— What to do —
If an entry below holds a picture, skip the picture and copy everything else exactly.

[[ Dataset open ]]

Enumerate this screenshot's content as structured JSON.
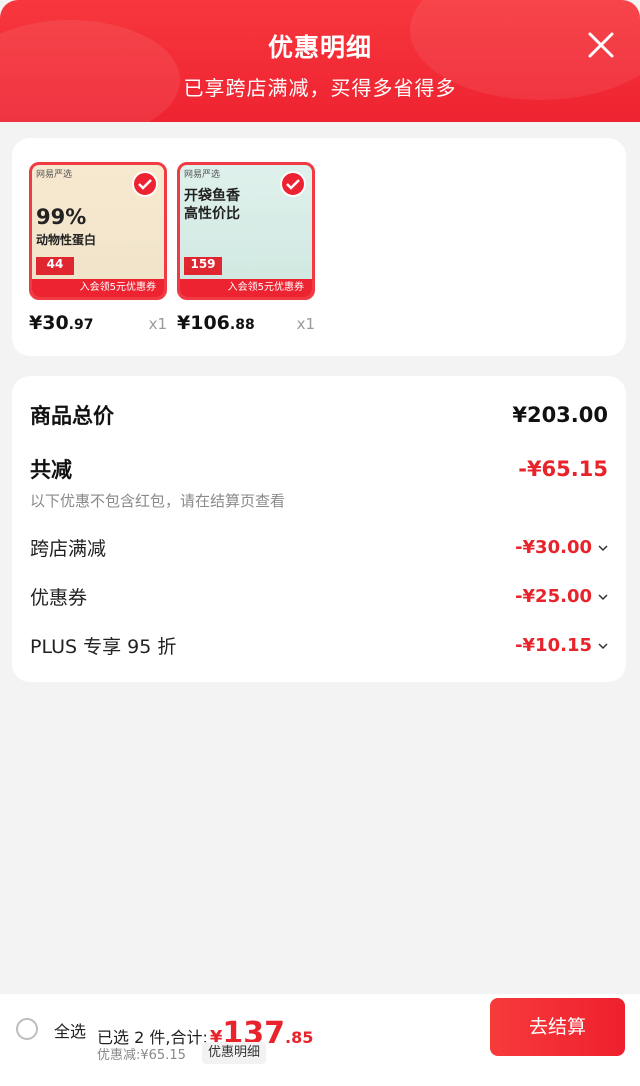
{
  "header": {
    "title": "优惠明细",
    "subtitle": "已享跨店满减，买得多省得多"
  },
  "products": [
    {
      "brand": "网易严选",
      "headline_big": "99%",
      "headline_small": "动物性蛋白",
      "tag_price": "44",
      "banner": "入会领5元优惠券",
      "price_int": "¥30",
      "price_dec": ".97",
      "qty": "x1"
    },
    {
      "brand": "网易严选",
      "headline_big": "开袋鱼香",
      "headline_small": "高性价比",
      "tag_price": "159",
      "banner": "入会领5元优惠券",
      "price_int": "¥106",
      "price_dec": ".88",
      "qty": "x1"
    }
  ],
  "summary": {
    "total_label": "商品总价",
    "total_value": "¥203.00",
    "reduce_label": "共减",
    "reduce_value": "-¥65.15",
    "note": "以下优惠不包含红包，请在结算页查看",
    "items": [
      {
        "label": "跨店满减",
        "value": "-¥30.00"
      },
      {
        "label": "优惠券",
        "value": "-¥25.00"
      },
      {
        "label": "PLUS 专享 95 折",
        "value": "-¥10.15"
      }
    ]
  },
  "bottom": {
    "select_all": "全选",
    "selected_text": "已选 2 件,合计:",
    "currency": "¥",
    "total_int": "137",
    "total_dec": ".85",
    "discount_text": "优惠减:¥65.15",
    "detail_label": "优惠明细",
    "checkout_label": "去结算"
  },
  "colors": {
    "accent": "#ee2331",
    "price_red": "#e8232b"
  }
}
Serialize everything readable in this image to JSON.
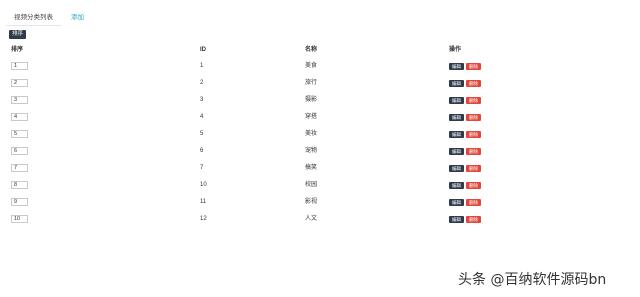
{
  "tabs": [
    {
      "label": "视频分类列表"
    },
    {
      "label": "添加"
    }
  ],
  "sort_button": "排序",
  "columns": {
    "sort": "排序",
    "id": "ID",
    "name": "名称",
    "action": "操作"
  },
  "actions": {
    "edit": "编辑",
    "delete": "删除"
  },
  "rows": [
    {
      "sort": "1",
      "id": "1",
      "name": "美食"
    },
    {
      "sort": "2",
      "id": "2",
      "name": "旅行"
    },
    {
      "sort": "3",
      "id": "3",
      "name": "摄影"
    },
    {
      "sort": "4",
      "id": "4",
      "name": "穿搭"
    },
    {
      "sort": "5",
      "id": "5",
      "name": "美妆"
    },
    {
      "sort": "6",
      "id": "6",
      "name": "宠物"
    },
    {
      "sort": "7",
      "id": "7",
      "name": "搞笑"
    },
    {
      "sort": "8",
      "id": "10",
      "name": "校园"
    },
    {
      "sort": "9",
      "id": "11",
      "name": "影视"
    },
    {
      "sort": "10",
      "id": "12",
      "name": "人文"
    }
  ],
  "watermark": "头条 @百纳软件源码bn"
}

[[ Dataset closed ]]

— Task solution —
Enumerate this screenshot's content as structured JSON.
{
  "header": {
    "title": "优惠明细",
    "subtitle": "已享跨店满减，买得多省得多"
  },
  "products": [
    {
      "brand": "网易严选",
      "headline_big": "99%",
      "headline_small": "动物性蛋白",
      "tag_price": "44",
      "banner": "入会领5元优惠券",
      "price_int": "¥30",
      "price_dec": ".97",
      "qty": "x1"
    },
    {
      "brand": "网易严选",
      "headline_big": "开袋鱼香",
      "headline_small": "高性价比",
      "tag_price": "159",
      "banner": "入会领5元优惠券",
      "price_int": "¥106",
      "price_dec": ".88",
      "qty": "x1"
    }
  ],
  "summary": {
    "total_label": "商品总价",
    "total_value": "¥203.00",
    "reduce_label": "共减",
    "reduce_value": "-¥65.15",
    "note": "以下优惠不包含红包，请在结算页查看",
    "items": [
      {
        "label": "跨店满减",
        "value": "-¥30.00"
      },
      {
        "label": "优惠券",
        "value": "-¥25.00"
      },
      {
        "label": "PLUS 专享 95 折",
        "value": "-¥10.15"
      }
    ]
  },
  "bottom": {
    "select_all": "全选",
    "selected_text": "已选 2 件,合计:",
    "currency": "¥",
    "total_int": "137",
    "total_dec": ".85",
    "discount_text": "优惠减:¥65.15",
    "detail_label": "优惠明细",
    "checkout_label": "去结算"
  },
  "colors": {
    "accent": "#ee2331",
    "price_red": "#e8232b"
  }
}
Serialize everything readable in this image to JSON.
{
  "tabs": [
    {
      "label": "视频分类列表"
    },
    {
      "label": "添加"
    }
  ],
  "sort_button": "排序",
  "columns": {
    "sort": "排序",
    "id": "ID",
    "name": "名称",
    "action": "操作"
  },
  "actions": {
    "edit": "编辑",
    "delete": "删除"
  },
  "rows": [
    {
      "sort": "1",
      "id": "1",
      "name": "美食"
    },
    {
      "sort": "2",
      "id": "2",
      "name": "旅行"
    },
    {
      "sort": "3",
      "id": "3",
      "name": "摄影"
    },
    {
      "sort": "4",
      "id": "4",
      "name": "穿搭"
    },
    {
      "sort": "5",
      "id": "5",
      "name": "美妆"
    },
    {
      "sort": "6",
      "id": "6",
      "name": "宠物"
    },
    {
      "sort": "7",
      "id": "7",
      "name": "搞笑"
    },
    {
      "sort": "8",
      "id": "10",
      "name": "校园"
    },
    {
      "sort": "9",
      "id": "11",
      "name": "影视"
    },
    {
      "sort": "10",
      "id": "12",
      "name": "人文"
    }
  ],
  "watermark": "头条 @百纳软件源码bn"
}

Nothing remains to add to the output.